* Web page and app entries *
--------

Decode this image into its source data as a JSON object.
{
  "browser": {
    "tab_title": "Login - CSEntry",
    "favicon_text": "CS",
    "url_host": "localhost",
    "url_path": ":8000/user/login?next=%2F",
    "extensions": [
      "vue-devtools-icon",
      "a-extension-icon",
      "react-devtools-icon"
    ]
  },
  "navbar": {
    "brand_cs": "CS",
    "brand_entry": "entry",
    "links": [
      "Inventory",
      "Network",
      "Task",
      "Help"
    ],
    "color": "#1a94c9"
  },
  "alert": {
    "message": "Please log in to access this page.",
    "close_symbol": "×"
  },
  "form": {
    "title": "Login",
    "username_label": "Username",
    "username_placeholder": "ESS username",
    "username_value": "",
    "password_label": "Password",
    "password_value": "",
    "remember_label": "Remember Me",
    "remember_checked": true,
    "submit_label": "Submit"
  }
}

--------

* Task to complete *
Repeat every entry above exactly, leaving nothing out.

* Output *
Decode this image into its source data as a JSON object.
{
  "browser": {
    "tab_title": "Login - CSEntry",
    "favicon_text": "CS",
    "url_host": "localhost",
    "url_path": ":8000/user/login?next=%2F",
    "extensions": [
      "vue-devtools-icon",
      "a-extension-icon",
      "react-devtools-icon"
    ]
  },
  "navbar": {
    "brand_cs": "CS",
    "brand_entry": "entry",
    "links": [
      "Inventory",
      "Network",
      "Task",
      "Help"
    ],
    "color": "#1a94c9"
  },
  "alert": {
    "message": "Please log in to access this page.",
    "close_symbol": "×"
  },
  "form": {
    "title": "Login",
    "username_label": "Username",
    "username_placeholder": "ESS username",
    "username_value": "",
    "password_label": "Password",
    "password_value": "",
    "remember_label": "Remember Me",
    "remember_checked": true,
    "submit_label": "Submit"
  }
}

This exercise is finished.